"If we're not able to really get an interpretation of the quarantine consistent with our players' ability to travel in and not have to do a strict self-quarantine in a hotel room ... we won't be in a position to use any of the Canadian cities as a hub city," Daly said. "So we're faced with having to find a solution to that. And hopefully we can."
The league announced Monday it hopes to move to Phase 2 of its return-to-play protocol, including the opening of team facilities and allowing groups of up to six players on the ice at one time under strict guidelines, early next month. Phase 3 would be training camps, while Phase 4 would be the resumption of play.
WATCH | How the NHL's Phase 2 plan will work:
Asked what all this means for the 2020-21 season, which the league wants to play in its entirety, Bettman said it might not start until after the calendar flips to the new year.
"There's no magic to starting in October," he said. "Our buildings, our markets can handle it. We could start November, we could start in December, we could start the beginning in January if we had to."
Under the 24-team plan, Boston, Tampa Bay, Washington and Philadelphia would compete for the No. 1 slot in the East, while defending Cup champions St. Louis, Colorado, Vegas and Dallas would do the same out West.
The East's best-of-five "play-in" series would see Pittsburgh versus Montreal, Carolina versus the New York Rangers, the New York Islanders versus Florida, and Toronto versus Columbus.
Montreal, the 12th seed, sat with a paltry 71 points from 71 games — including just 19 regulation wins — when the season was paused amid the novel coronavirus outbreak.
In the West, the best-of-five matchups would include Edmonton versus Chicago, Nashville versus Arizona, Vancouver versus Minnesota, and Calgary versus Winnipeg.
The four winners of the best-of-five matchups in each conference would then be pitted against the top-4 seeds.
WATCH | NHL players approve 24-team playoff proposal:
The seven teams on the outside looking in — Buffalo, New Jersey, Anaheim, Los Angeles, San Jose, Ottawa and Detroit — now all face an off-season that could stretch into next winter.

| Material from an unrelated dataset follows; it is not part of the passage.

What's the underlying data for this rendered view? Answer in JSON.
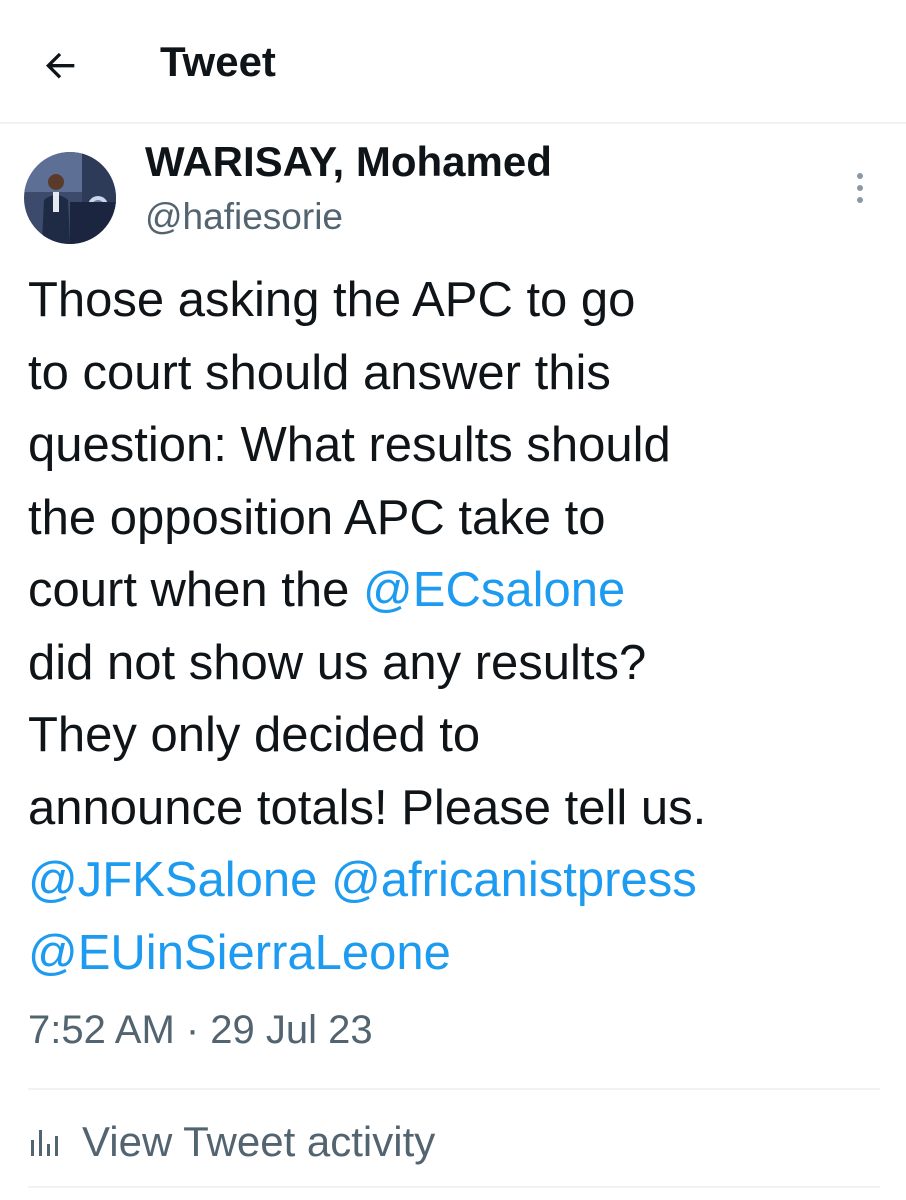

The NHL also announced the format for its draft lottery, which will be held June 26 on what would have been the night of the first round of the 2020 NHL draft, for the seven teams outside the top 24. The eight teams eliminated in the qualifying round will also be eligible, but the order of the top three picks may not end up being decided until after the "play-in" is completed.
Senators owner Eugene Melnyk said the announcement allows his team to turns its focus toward the off-season.
"Today's announcement by the NHL provides the Ottawa Senators with clarity and allows us to set our sights firmly on the NHL Entry Draft, one that we believe will be the most transformational in our club's history," he said in a statement Tuesday night.
The Cup has been awarded every year since 1893, save for 1919 because of the Spanish flu outbreak, and 2005 when a lockout led to the cancellation of the entire campaign.
WATCH | How the new draft lottery will work: